*GOAL OF THE EXERCISE*:
From the records below, copy each line in which the string "deines" occurs.

Items from an interface collection:
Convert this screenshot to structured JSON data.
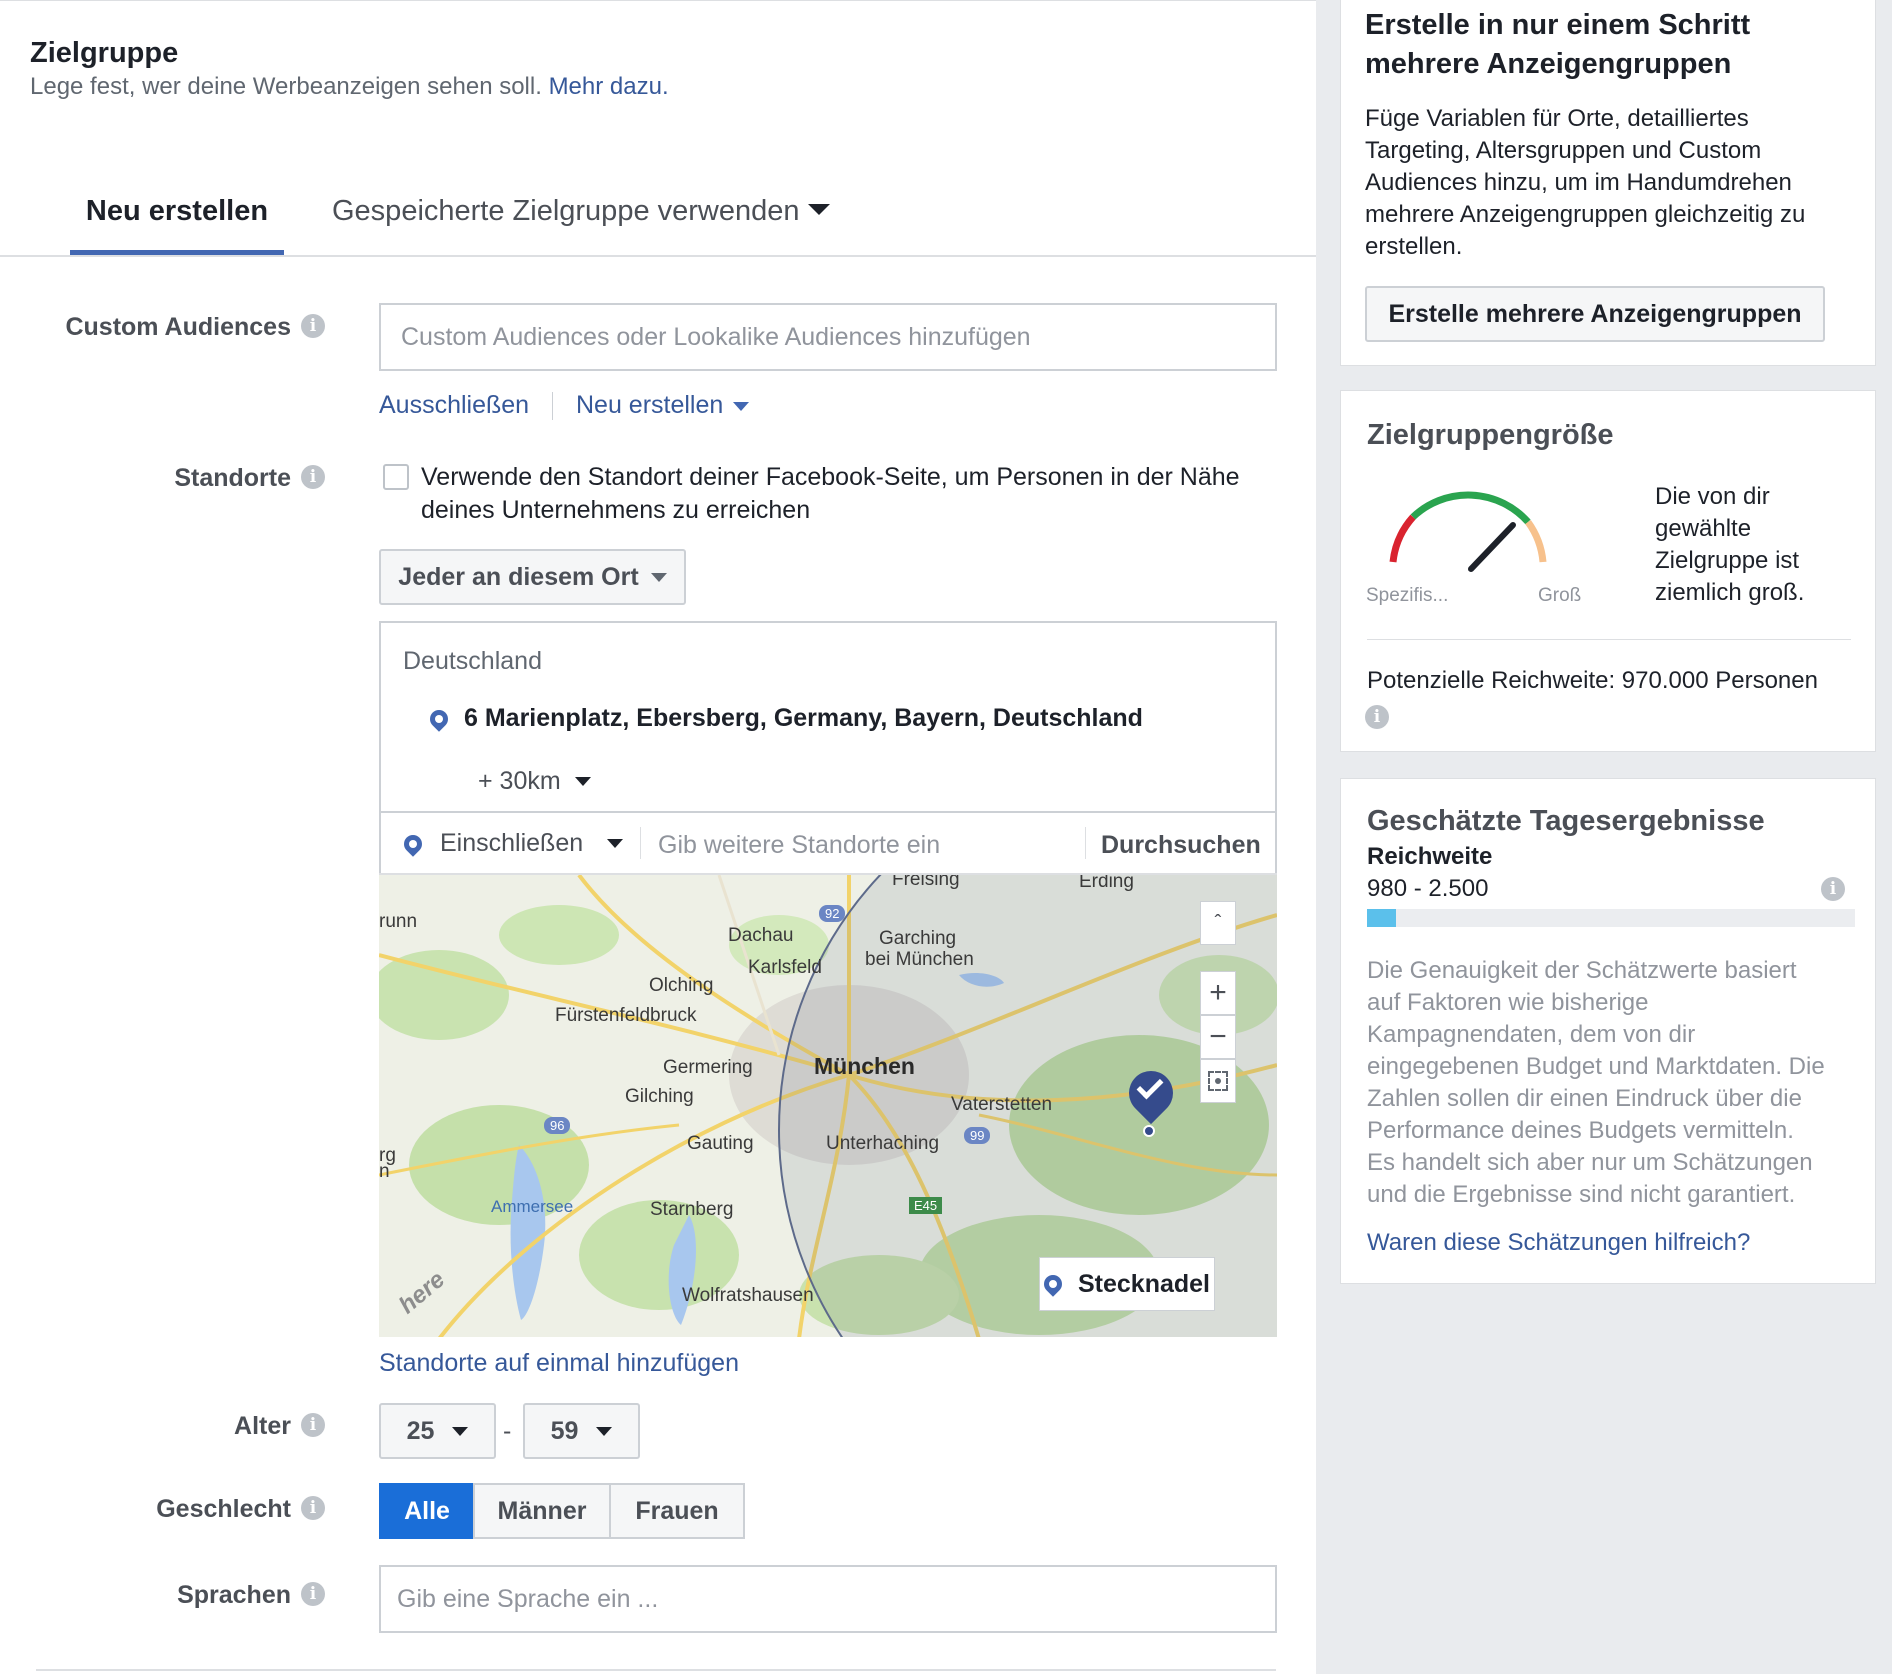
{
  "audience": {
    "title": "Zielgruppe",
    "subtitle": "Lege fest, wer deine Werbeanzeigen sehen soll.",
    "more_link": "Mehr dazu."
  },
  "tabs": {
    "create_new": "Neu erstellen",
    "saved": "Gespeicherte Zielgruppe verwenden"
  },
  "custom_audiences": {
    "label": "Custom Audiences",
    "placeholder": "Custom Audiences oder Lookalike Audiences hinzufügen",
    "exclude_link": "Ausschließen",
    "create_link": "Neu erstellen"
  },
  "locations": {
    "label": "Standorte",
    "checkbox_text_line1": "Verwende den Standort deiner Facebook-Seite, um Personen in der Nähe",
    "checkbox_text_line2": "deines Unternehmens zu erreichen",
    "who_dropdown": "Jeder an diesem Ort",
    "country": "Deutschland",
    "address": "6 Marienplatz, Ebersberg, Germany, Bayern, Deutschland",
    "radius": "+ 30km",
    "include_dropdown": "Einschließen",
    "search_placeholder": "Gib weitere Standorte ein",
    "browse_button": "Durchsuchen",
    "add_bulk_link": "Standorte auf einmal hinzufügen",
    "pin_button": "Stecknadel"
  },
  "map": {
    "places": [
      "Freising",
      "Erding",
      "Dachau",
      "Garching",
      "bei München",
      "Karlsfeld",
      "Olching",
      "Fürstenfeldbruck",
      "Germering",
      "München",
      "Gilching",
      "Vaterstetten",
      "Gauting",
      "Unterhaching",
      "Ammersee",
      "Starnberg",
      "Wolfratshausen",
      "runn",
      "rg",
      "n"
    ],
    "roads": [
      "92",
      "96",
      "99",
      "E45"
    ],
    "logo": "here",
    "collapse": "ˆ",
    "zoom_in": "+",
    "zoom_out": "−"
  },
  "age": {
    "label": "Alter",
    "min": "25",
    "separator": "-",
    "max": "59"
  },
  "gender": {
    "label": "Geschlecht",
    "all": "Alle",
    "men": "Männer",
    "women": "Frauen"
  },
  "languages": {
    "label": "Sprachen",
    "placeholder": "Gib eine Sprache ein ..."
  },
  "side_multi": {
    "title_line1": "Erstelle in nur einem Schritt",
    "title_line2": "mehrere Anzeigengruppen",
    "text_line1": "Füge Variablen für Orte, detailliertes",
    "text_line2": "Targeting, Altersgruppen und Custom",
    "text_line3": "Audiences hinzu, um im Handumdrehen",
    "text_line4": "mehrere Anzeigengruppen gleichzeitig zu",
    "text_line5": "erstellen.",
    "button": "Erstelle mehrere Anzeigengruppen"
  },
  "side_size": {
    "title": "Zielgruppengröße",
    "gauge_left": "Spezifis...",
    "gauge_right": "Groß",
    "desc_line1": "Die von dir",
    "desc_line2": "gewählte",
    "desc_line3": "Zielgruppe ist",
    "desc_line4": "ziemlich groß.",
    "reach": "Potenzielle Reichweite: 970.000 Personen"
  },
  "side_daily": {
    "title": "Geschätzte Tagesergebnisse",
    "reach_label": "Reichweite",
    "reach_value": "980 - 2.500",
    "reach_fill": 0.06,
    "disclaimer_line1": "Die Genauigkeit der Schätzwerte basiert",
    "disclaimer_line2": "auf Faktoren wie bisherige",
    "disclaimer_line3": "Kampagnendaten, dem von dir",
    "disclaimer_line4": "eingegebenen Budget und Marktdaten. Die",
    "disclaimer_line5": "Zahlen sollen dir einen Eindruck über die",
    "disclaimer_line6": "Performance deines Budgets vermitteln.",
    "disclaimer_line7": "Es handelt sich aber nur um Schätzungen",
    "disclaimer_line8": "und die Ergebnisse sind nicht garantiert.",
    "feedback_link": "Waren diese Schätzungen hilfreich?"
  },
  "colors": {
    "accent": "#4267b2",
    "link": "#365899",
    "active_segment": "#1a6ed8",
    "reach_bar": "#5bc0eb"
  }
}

*RESPONSE*:
    "checkbox_text_line2": "deines Unternehmens zu erreichen",
    "disclaimer_line6": "Performance deines Budgets vermitteln.",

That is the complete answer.